Problem details.
With the images left out, print every entry that follows exactly.

Entries supplied.

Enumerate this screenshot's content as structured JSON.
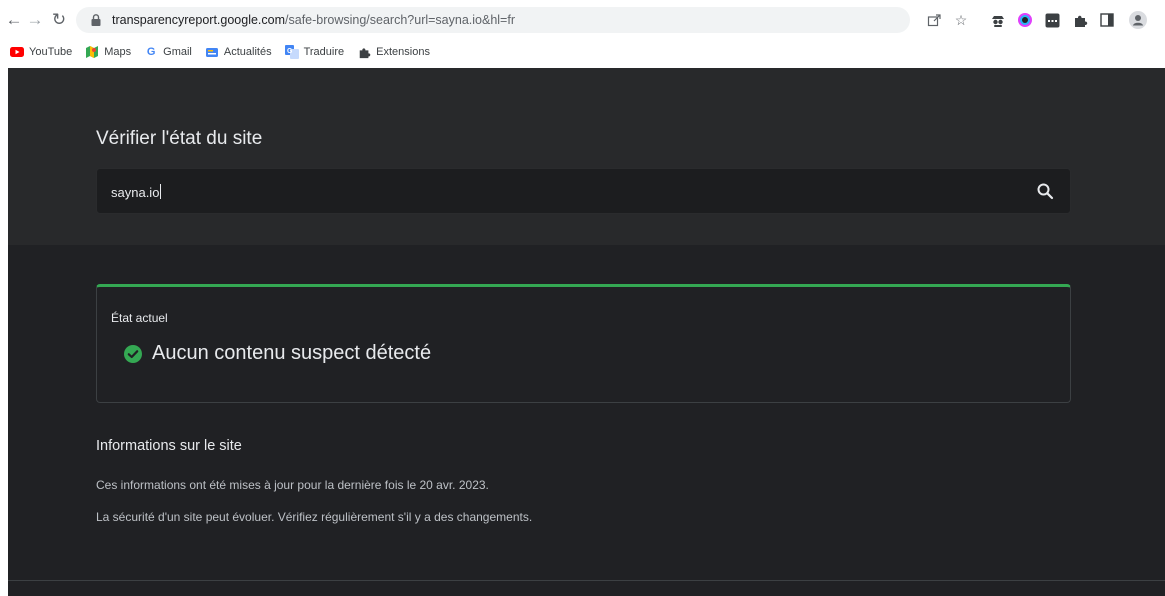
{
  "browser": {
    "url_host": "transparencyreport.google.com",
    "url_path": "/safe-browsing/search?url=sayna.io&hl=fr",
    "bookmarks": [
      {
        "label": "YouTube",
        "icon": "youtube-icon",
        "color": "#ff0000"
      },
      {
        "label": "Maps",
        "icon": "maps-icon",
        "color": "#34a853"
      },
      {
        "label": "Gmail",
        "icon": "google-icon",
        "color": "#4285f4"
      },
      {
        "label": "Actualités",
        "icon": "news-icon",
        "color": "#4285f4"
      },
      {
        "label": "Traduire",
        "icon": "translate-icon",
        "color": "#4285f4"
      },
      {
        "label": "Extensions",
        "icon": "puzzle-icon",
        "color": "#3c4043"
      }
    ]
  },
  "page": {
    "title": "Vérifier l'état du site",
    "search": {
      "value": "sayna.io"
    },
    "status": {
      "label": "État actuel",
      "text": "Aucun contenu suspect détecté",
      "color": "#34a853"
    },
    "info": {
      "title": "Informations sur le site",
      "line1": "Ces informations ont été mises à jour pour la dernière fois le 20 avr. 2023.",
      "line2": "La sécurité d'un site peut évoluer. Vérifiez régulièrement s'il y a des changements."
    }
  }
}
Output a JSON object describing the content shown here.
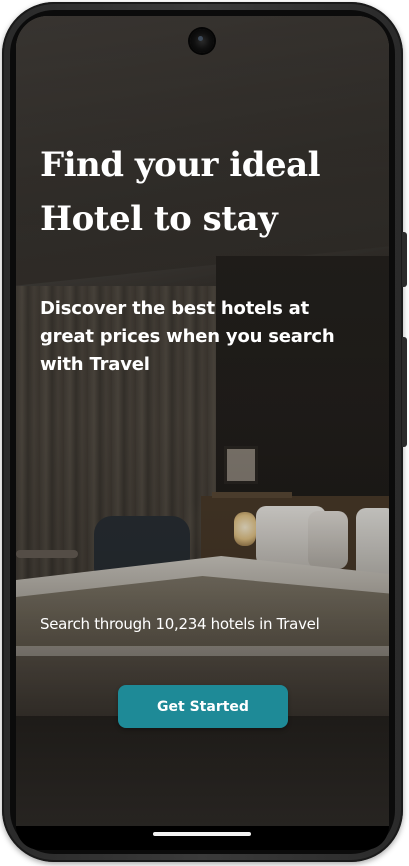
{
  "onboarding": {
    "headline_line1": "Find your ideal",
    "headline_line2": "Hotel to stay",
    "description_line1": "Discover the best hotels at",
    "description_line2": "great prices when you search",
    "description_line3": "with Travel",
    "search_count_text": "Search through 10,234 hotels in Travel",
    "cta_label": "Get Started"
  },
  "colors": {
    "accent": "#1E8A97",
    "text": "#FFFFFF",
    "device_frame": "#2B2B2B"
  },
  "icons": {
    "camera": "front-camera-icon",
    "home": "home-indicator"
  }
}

Response.
Enumerate this screenshot's content as structured JSON.
{
  "browser": {
    "url_host": "transparencyreport.google.com",
    "url_path": "/safe-browsing/search?url=sayna.io&hl=fr",
    "bookmarks": [
      {
        "label": "YouTube",
        "icon": "youtube-icon",
        "color": "#ff0000"
      },
      {
        "label": "Maps",
        "icon": "maps-icon",
        "color": "#34a853"
      },
      {
        "label": "Gmail",
        "icon": "google-icon",
        "color": "#4285f4"
      },
      {
        "label": "Actualités",
        "icon": "news-icon",
        "color": "#4285f4"
      },
      {
        "label": "Traduire",
        "icon": "translate-icon",
        "color": "#4285f4"
      },
      {
        "label": "Extensions",
        "icon": "puzzle-icon",
        "color": "#3c4043"
      }
    ]
  },
  "page": {
    "title": "Vérifier l'état du site",
    "search": {
      "value": "sayna.io"
    },
    "status": {
      "label": "État actuel",
      "text": "Aucun contenu suspect détecté",
      "color": "#34a853"
    },
    "info": {
      "title": "Informations sur le site",
      "line1": "Ces informations ont été mises à jour pour la dernière fois le 20 avr. 2023.",
      "line2": "La sécurité d'un site peut évoluer. Vérifiez régulièrement s'il y a des changements."
    }
  }
}
Output a JSON object describing the content shown here.
{
  "onboarding": {
    "headline_line1": "Find your ideal",
    "headline_line2": "Hotel to stay",
    "description_line1": "Discover the best hotels at",
    "description_line2": "great prices when you search",
    "description_line3": "with Travel",
    "search_count_text": "Search through 10,234 hotels in Travel",
    "cta_label": "Get Started"
  },
  "colors": {
    "accent": "#1E8A97",
    "text": "#FFFFFF",
    "device_frame": "#2B2B2B"
  },
  "icons": {
    "camera": "front-camera-icon",
    "home": "home-indicator"
  }
}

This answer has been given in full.